Twins add 'Little Red Corvette' to stretch mix

Minnesota to play Prince's hit song in 7th inning this year

Twins add 'Little Red Corvette' to stretch mix

MINNEAPOLIS -- Torii Hunter made Prince's "Little Red Corvette" the Twins' unofficial theme song last year, but after Prince's death on Thursday, the team will pay tribute to the Minnesota-born music legend by playing the song during the seventh-inning stretch in each of their remaining home games this season.

The practice began against the Indians on Monday night, when the Twins returned to Target Field after a five-game road trip. After the customary rendition of "Take Me Out to the Ball Game," "Little Red Corvette" was played, much to the excitement of the fans. The Twins previously didn't have a seventh-inning song, like how the Red Sox famously play Neil Diamond's "Sweet Caroline."

Prince's song was a big part of the Twins clubhouse last year, when Hunter would make rookies sing it on nearly every bus ride during the season. He also made the rookies perform it at the "Torii Awards" at the end of the season.

But it wasn't the only way the Twins honored Prince on Monday, as they also held a special pregame ceremony that saw the stadium's video boards colored purple and seven doves released from the mound.
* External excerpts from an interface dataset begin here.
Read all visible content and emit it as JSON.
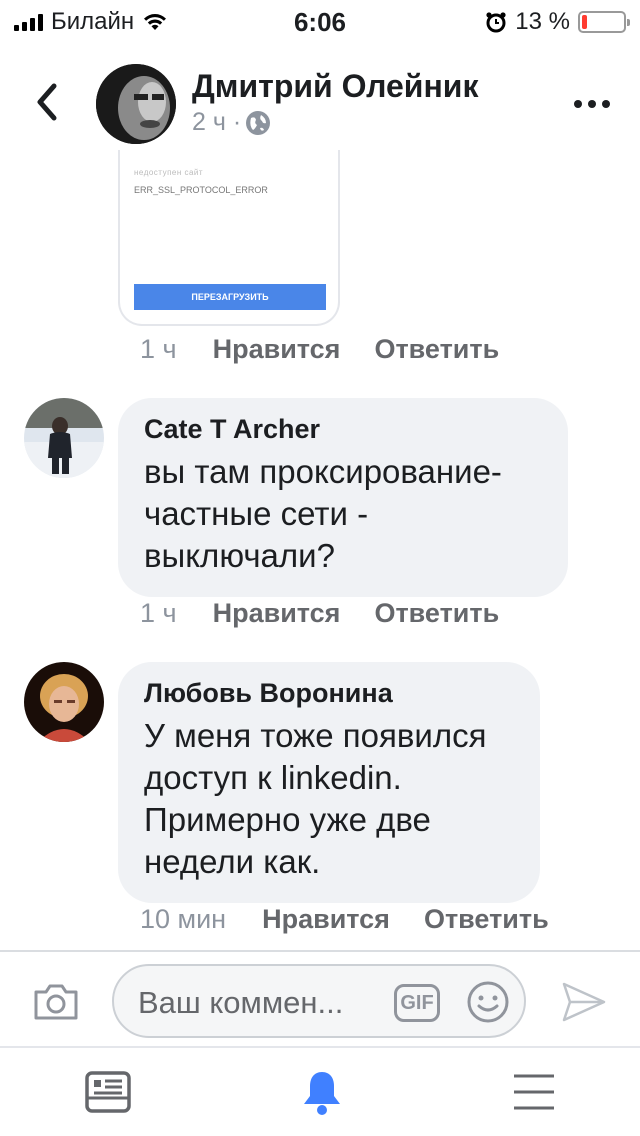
{
  "status_bar": {
    "carrier": "Билайн",
    "time": "6:06",
    "battery_percent": "13 %",
    "battery_level": 0.13,
    "battery_color": "#ff3b30"
  },
  "header": {
    "author_name": "Дмитрий Олейник",
    "time_ago": "2 ч ·",
    "audience_icon": "globe-icon",
    "back_icon": "chevron-left-icon",
    "more_icon": "more-horizontal-icon"
  },
  "attachment": {
    "error_top": "недоступен сайт",
    "error_code": "ERR_SSL_PROTOCOL_ERROR",
    "reload_label": "ПЕРЕЗАГРУЗИТЬ",
    "time": "1 ч",
    "like_label": "Нравится",
    "reply_label": "Ответить"
  },
  "comments": [
    {
      "name": "Cate T Archer",
      "text": [
        "вы там проксирование-",
        "частные сети -",
        "выключали?"
      ],
      "time": "1 ч",
      "like_label": "Нравится",
      "reply_label": "Ответить"
    },
    {
      "name": "Любовь Воронина",
      "text": [
        "У меня тоже появился",
        "доступ к linkedin.",
        "Примерно уже две",
        "недели как."
      ],
      "time": "10 мин",
      "like_label": "Нравится",
      "reply_label": "Ответить"
    }
  ],
  "composer": {
    "placeholder": "Ваш коммен...",
    "gif_label": "GIF",
    "camera_icon": "camera-icon",
    "emoji_icon": "emoji-icon",
    "send_icon": "send-icon"
  },
  "tab_bar": {
    "items": [
      "news-feed-icon",
      "notifications-icon",
      "menu-icon"
    ],
    "active_color": "#4080ff"
  }
}
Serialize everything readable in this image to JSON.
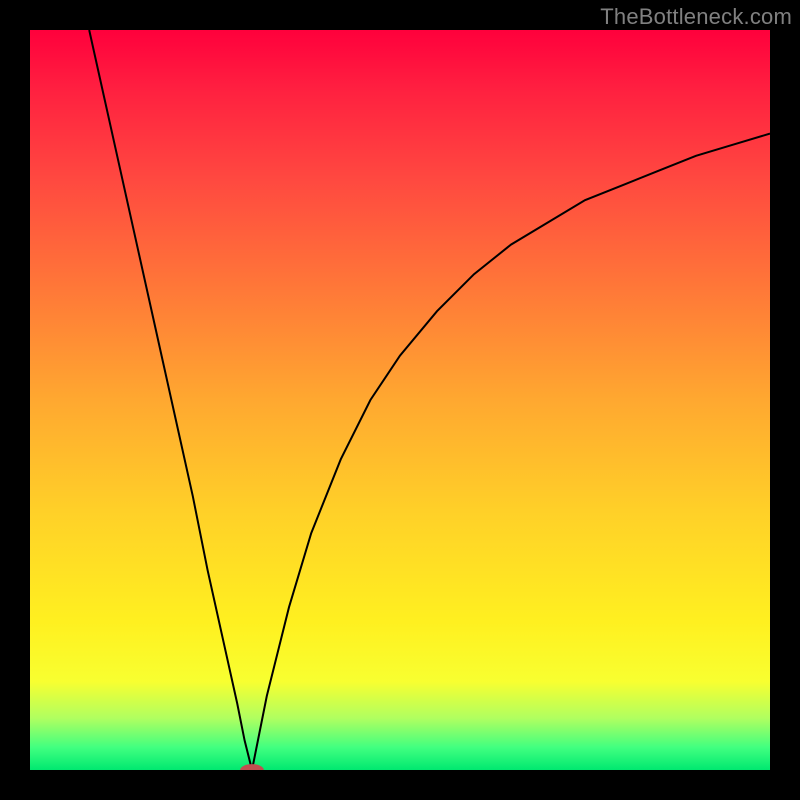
{
  "watermark": "TheBottleneck.com",
  "chart_data": {
    "type": "line",
    "title": "",
    "xlabel": "",
    "ylabel": "",
    "xlim": [
      0,
      100
    ],
    "ylim": [
      0,
      100
    ],
    "grid": false,
    "legend": false,
    "marker": {
      "x": 30,
      "y": 0,
      "color": "#c05050"
    },
    "series": [
      {
        "name": "left-branch",
        "x": [
          8,
          10,
          12,
          14,
          16,
          18,
          20,
          22,
          24,
          26,
          28,
          29,
          30
        ],
        "y": [
          100,
          91,
          82,
          73,
          64,
          55,
          46,
          37,
          27,
          18,
          9,
          4,
          0
        ]
      },
      {
        "name": "right-branch",
        "x": [
          30,
          31,
          32,
          33,
          35,
          38,
          42,
          46,
          50,
          55,
          60,
          65,
          70,
          75,
          80,
          85,
          90,
          95,
          100
        ],
        "y": [
          0,
          5,
          10,
          14,
          22,
          32,
          42,
          50,
          56,
          62,
          67,
          71,
          74,
          77,
          79,
          81,
          83,
          84.5,
          86
        ]
      }
    ],
    "background_gradient": {
      "direction": "vertical",
      "stops": [
        {
          "pos": 0.0,
          "color": "#ff003c"
        },
        {
          "pos": 0.5,
          "color": "#ffa830"
        },
        {
          "pos": 0.85,
          "color": "#fff020"
        },
        {
          "pos": 1.0,
          "color": "#00e870"
        }
      ]
    }
  }
}
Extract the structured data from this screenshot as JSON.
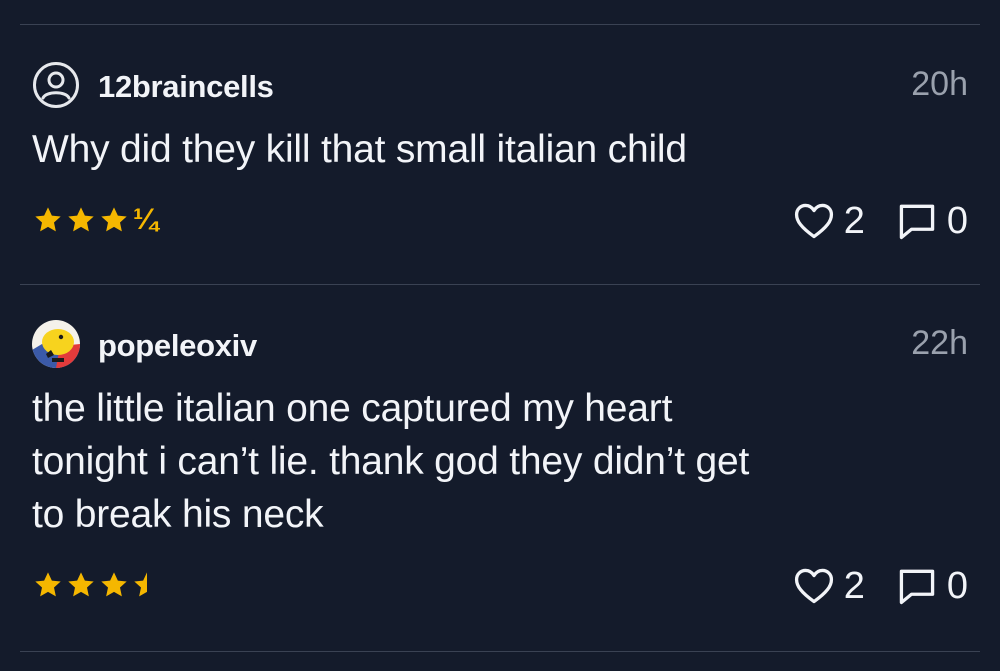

During a moment of silence, the video board read, "Rest in Purple." The scoreboard in left field remained purple the rest of the game, with Prince's logo featured prominently above both team names.

Twins honor Prince at Target

Twins players also used a Prince song for their walkup music, including Eduardo Escobar using "Little Red Corvette." Prince's hits were also used throughout the night as musical entertainment in between innings.

And after Oswaldo Arcia's walk-off homer in the ninth to lead Minnesota to a 4-3 win, the Twins played "Let's Go Crazy" to signify the homer and "Partyman" to celebrate the win.

Arcia's walk-off homer

Rhett Bollinger has covered the Twins for since 2011. Read his blog, Bollinger Beat, follow him on Twitter @RhettBollinger and listen to his podcast. This story was not subject to the approval of Major League Baseball or its clubs.